* Data section
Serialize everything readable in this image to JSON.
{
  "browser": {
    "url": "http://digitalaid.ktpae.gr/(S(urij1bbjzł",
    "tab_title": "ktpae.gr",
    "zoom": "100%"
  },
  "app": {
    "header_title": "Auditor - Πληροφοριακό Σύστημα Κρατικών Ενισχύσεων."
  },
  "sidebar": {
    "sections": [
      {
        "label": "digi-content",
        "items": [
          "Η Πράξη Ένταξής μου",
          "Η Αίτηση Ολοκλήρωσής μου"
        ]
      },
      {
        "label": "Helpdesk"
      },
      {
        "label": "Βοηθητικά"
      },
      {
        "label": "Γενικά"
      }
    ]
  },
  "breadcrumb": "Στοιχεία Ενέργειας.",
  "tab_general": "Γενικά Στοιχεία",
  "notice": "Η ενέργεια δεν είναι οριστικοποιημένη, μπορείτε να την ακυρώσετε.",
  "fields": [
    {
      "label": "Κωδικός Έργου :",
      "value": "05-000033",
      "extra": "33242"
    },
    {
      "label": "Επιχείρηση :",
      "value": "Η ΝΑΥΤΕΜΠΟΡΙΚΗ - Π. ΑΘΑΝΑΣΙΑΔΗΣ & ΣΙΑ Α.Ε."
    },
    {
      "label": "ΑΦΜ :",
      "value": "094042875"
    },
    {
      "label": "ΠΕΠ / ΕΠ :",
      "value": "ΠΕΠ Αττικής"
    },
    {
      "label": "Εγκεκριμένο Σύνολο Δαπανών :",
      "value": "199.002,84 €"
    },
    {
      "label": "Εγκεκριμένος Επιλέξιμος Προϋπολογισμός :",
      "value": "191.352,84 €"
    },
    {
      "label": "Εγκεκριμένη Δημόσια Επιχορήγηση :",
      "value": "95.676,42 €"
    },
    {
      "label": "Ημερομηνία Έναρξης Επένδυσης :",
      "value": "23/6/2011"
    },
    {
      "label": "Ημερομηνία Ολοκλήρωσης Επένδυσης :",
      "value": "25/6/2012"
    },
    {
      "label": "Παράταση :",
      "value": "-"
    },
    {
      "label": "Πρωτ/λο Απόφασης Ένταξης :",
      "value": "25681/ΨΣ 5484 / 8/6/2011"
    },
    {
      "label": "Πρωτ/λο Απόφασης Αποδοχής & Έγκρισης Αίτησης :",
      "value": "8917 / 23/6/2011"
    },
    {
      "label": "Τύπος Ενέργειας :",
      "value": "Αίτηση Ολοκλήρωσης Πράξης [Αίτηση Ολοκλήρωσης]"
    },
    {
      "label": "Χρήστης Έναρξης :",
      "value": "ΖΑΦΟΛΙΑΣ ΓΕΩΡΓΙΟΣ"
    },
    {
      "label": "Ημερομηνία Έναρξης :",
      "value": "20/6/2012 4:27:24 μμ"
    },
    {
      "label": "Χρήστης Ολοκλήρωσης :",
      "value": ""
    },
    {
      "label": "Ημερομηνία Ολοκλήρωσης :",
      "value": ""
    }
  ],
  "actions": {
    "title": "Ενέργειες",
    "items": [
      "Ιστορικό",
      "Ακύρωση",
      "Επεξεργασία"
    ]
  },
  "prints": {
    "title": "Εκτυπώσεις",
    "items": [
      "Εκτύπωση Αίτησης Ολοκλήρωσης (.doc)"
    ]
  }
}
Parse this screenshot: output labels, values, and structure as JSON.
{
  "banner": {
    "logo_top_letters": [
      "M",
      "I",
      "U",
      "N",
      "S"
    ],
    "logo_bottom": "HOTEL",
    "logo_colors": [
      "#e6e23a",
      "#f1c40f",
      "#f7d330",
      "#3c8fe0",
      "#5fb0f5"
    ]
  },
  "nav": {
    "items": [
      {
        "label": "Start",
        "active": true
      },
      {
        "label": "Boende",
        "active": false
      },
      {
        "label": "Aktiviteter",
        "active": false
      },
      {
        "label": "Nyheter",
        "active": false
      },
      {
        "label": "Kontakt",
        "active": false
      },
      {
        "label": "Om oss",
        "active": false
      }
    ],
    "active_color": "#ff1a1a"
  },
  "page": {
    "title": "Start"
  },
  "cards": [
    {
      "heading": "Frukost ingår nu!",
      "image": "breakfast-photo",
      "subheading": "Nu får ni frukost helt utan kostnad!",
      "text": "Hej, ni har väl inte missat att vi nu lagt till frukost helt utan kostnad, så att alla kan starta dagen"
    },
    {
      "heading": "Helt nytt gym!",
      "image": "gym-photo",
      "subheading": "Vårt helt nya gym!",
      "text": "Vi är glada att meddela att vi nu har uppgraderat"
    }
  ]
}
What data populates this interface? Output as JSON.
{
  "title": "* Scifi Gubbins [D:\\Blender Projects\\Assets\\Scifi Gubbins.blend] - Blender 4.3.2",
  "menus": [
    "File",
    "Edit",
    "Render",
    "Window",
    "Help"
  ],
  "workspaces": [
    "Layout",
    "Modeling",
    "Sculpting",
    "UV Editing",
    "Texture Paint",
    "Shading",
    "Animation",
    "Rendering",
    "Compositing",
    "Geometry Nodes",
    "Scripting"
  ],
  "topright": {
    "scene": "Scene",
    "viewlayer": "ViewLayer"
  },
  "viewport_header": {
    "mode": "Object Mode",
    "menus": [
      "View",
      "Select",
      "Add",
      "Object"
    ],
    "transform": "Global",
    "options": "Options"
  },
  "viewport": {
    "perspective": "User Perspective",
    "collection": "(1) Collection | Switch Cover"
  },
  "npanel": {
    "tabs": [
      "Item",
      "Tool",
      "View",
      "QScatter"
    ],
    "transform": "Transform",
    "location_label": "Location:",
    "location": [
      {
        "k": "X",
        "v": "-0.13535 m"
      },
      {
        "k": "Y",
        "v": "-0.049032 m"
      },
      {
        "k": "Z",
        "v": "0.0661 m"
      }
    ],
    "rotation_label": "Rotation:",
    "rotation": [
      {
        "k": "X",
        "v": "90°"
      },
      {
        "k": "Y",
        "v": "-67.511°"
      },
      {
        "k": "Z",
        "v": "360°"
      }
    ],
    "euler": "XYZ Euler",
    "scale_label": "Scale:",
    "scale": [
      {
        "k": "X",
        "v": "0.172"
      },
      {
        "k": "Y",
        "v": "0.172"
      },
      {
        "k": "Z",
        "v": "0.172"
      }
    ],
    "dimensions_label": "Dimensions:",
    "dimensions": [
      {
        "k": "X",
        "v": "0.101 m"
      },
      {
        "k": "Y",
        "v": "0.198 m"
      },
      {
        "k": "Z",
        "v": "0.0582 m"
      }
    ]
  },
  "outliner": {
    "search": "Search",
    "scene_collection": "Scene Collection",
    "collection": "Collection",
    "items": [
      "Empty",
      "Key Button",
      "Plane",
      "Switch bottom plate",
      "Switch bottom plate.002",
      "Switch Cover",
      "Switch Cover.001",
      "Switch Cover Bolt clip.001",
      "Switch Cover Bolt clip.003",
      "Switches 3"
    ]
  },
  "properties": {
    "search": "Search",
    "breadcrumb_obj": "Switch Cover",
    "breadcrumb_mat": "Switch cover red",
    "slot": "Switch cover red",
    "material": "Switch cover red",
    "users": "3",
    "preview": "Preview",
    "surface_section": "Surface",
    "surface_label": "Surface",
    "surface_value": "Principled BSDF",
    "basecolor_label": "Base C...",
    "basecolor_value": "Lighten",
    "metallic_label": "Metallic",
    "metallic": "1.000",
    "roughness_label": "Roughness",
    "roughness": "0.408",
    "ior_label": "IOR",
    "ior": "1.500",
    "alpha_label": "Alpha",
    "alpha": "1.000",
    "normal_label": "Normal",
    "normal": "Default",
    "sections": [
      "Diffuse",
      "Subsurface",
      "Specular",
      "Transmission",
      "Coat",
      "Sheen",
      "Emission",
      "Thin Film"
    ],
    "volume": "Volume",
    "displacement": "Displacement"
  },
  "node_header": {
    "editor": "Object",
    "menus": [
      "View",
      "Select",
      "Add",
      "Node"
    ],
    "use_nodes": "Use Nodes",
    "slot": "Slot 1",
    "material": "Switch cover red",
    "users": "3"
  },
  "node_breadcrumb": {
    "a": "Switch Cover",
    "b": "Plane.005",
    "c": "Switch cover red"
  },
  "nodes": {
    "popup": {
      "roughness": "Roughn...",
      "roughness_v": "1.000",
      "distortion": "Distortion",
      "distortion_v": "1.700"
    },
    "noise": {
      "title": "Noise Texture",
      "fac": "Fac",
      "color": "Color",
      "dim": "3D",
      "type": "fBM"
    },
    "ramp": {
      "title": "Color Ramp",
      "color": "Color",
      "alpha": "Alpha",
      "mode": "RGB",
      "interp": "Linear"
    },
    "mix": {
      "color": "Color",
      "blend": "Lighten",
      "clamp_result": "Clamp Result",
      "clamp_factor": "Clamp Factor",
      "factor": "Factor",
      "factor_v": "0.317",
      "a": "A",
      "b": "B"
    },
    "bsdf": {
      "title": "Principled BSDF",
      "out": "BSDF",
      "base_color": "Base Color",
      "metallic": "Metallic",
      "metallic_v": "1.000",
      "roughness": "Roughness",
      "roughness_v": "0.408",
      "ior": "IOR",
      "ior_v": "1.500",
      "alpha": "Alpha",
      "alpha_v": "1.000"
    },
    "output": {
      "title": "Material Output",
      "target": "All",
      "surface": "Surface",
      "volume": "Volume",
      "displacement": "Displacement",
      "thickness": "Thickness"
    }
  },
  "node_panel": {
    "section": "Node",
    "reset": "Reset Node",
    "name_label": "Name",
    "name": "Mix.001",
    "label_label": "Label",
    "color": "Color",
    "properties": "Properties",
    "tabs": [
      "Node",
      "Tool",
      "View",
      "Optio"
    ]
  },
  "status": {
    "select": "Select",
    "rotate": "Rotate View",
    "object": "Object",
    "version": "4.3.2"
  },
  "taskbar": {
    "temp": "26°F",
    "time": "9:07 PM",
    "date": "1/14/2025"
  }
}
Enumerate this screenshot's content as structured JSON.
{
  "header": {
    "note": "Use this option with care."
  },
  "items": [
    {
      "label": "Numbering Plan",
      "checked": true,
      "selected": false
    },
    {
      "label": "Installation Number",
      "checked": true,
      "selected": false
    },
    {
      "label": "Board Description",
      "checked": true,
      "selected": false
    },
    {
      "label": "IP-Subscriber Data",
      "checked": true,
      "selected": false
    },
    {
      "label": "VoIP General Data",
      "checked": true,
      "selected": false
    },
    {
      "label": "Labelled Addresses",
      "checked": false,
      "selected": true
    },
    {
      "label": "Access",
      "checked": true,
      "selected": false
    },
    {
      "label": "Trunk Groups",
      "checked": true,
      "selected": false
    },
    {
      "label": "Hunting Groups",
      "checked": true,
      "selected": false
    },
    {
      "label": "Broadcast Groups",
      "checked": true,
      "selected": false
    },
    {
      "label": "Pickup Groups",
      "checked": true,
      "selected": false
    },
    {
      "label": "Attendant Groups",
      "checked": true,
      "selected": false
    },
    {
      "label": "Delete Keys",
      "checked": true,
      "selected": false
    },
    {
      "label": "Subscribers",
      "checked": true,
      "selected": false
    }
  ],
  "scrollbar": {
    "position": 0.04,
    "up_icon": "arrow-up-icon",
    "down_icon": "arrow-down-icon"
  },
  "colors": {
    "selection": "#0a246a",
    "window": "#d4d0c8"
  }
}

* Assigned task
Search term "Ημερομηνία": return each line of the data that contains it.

* Output of the task
      "label": "Ημερομηνία Έναρξης Επένδυσης :",
      "label": "Ημερομηνία Ολοκλήρωσης Επένδυσης :",
      "label": "Ημερομηνία Έναρξης :",
      "label": "Ημερομηνία Ολοκλήρωσης :",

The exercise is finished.